In 2012, Ayers filed suit against the detectives who investigated his case, as well as the City of Cleveland. In an opinion issued last week, the Sixth Circuit upheld an award of $13 million in damages to Ayers.

Earlier this week, the Sixth Circuit heard oral arguments in two en banc cases that we've been covering: the "irritable bowel" telecommuting case and a habeas case where a man claims that he was denied his right to self-representation.

The former case asks whether summary judgment in favor of Ford Motor Co. was proper when an employee requested to telecommute as a reasonable accommodation of her disability -- irritable bowel syndrome (IBS). The latter case, Hill v. Curtin, is about a man who asked to represent himself on the first day of trial, before a jury was empaneled. His request was denied as untimely by the trial court and by the state appellate courts, but the district court granted habeas relief.

He's behind bars, but Kwame Kilpatrick is not done. Not by a long shot, even if his case is exactly that.

The disgraced former Mayor of Detroit, convicted of a bevvy of corruption charges related to extortion, racketeering, bribery, and tax evasion, is serving a 28-year sentence. He may get a second shot at defending himself, however, if the Sixth Circuit agrees that the trial judge made significant mistakes in handling Kilpatrick's trial. Oral arguments are set for 1:30 p.m. on Tuesday, January 13, 2015.

What's the issue? A conflict of interest with his defense counsel, plus your standard assortment of claims of inappropriate testimony.

After the company Instant Tax Service was discovered engaging in a litany of deceptive and unlawful practices, the IRS had them shut down. ITS appealed, claiming it was a franchisor and not directly involved in the preparation of returns like its franchisees, and therefore couldn't be shut down.

In this unpublished, but nevertheless interesting, opinion from the Sixth Circuit, the court said that shutting ITS down was definitely within the district court's power.

Title VII of the Civil Rights Act of 1964 prohibits, among other things, employment discrimination based on religion. That's great, but what about volunteers? Sister Michael Marie and Sister Mary Cabrini, two Catholic nuns, were Red Cross volunteers in Chillicothe, Ohio.

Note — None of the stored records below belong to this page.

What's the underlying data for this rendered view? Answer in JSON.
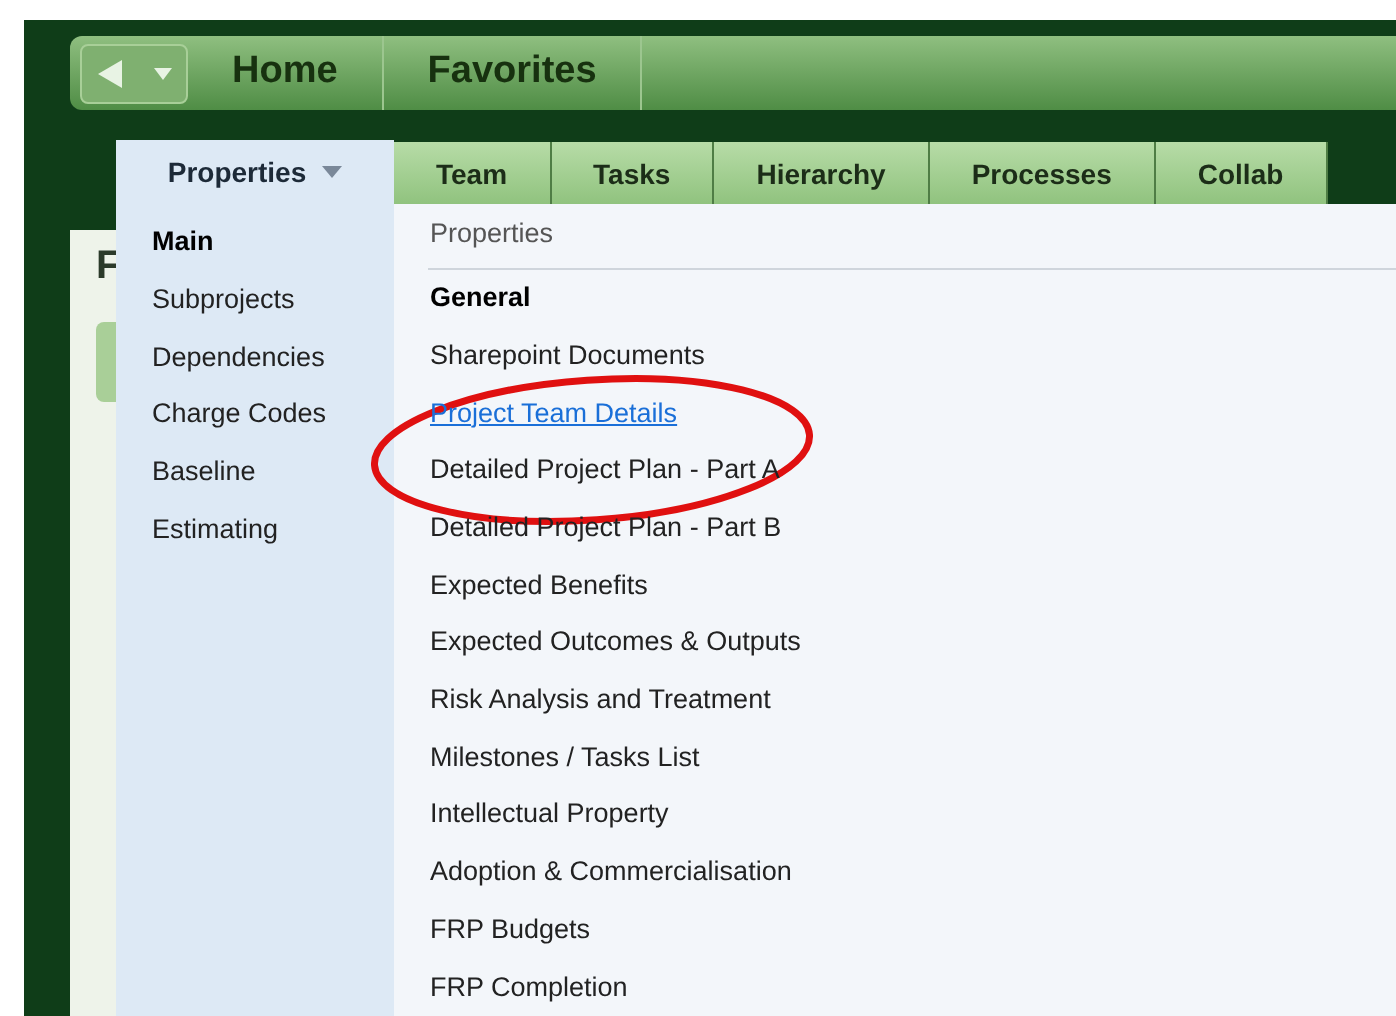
{
  "nav": {
    "back_button": true,
    "links": [
      "Home",
      "Favorites"
    ]
  },
  "page_title": "F",
  "tabs": [
    {
      "label": "Properties",
      "selected": true,
      "has_menu": true
    },
    {
      "label": "Team",
      "selected": false,
      "has_menu": false
    },
    {
      "label": "Tasks",
      "selected": false,
      "has_menu": false
    },
    {
      "label": "Hierarchy",
      "selected": false,
      "has_menu": false
    },
    {
      "label": "Processes",
      "selected": false,
      "has_menu": false
    },
    {
      "label": "Collab",
      "selected": false,
      "has_menu": false
    }
  ],
  "menu": {
    "sections": [
      {
        "label": "Main",
        "selected": true
      },
      {
        "label": "Subprojects",
        "selected": false
      },
      {
        "label": "Dependencies",
        "selected": false
      },
      {
        "label": "Charge Codes",
        "selected": false
      },
      {
        "label": "Baseline",
        "selected": false
      },
      {
        "label": "Estimating",
        "selected": false
      }
    ],
    "header": "Properties",
    "items": [
      {
        "label": "General",
        "kind": "heading",
        "selected": false
      },
      {
        "label": "Sharepoint Documents",
        "kind": "link",
        "selected": false
      },
      {
        "label": "Project Team Details",
        "kind": "link",
        "selected": true
      },
      {
        "label": "Detailed Project Plan - Part A",
        "kind": "link",
        "selected": false
      },
      {
        "label": "Detailed Project Plan - Part B",
        "kind": "link",
        "selected": false
      },
      {
        "label": "Expected Benefits",
        "kind": "link",
        "selected": false
      },
      {
        "label": "Expected Outcomes & Outputs",
        "kind": "link",
        "selected": false
      },
      {
        "label": "Risk Analysis and Treatment",
        "kind": "link",
        "selected": false
      },
      {
        "label": "Milestones / Tasks List",
        "kind": "link",
        "selected": false
      },
      {
        "label": "Intellectual Property",
        "kind": "link",
        "selected": false
      },
      {
        "label": "Adoption & Commercialisation",
        "kind": "link",
        "selected": false
      },
      {
        "label": "FRP Budgets",
        "kind": "link",
        "selected": false
      },
      {
        "label": "FRP Completion",
        "kind": "link",
        "selected": false
      }
    ]
  },
  "annotation": {
    "kind": "ellipse",
    "color": "#e01010"
  }
}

They were never employees, but they believe the positive reviews they received over the years should have entitled them to "promotions" that would have altered their roles and responsibilities. They never received those promotions -- because, they alleged, the Executive Director of the local chapter of the Red Cross was biased against them because they were "traditional" Catholics.

In 2009, Tynisa Williams was arrested, strip-searched, and deloused (allegedly in front of two other inmates) before being put into jail in Cleveland and released later that day. Her crime? Driving with a suspended license. There was no individualized suspicion that she was carrying anything dangerous, nor that she had lice.

"Doesn't this all sound familiar?" you're saying, scratching your chin. Yes, in fact: The Supreme Court dealt with a similar situation in Florence v. Board of Chosen Freeholders of County of Burlington. In that case, Burlington County had a policy of strip-searching every person processed into county jail, regardless of the severity of their crime. The Supreme Court upheld this practice. So why did the Sixth Circuit allow Tynisa Williams' complaint to proceed?

The facts of State v. Hoffman are pretty simple: Brandon Hoffman was identified by neighbors as the last person who'd interacted with Scott Holzhauer, who was found dead in his home. Hoffman had three active misdemeanor arrest warrants, so police executed the warrants. Arriving at Hoffman's house, they found a gun and two cell phones (one of which belonged to Holzhauer). They then got a search warrant, then arrested Hoffman.

The kicker here is that the three misdemeanor arrest warrants probably shouldn't have been issued in the first place. A deputy clerk admitted that there was no probable cause determination made; the warrants merely recited the statutory language, with no facts supporting the probable cause admission.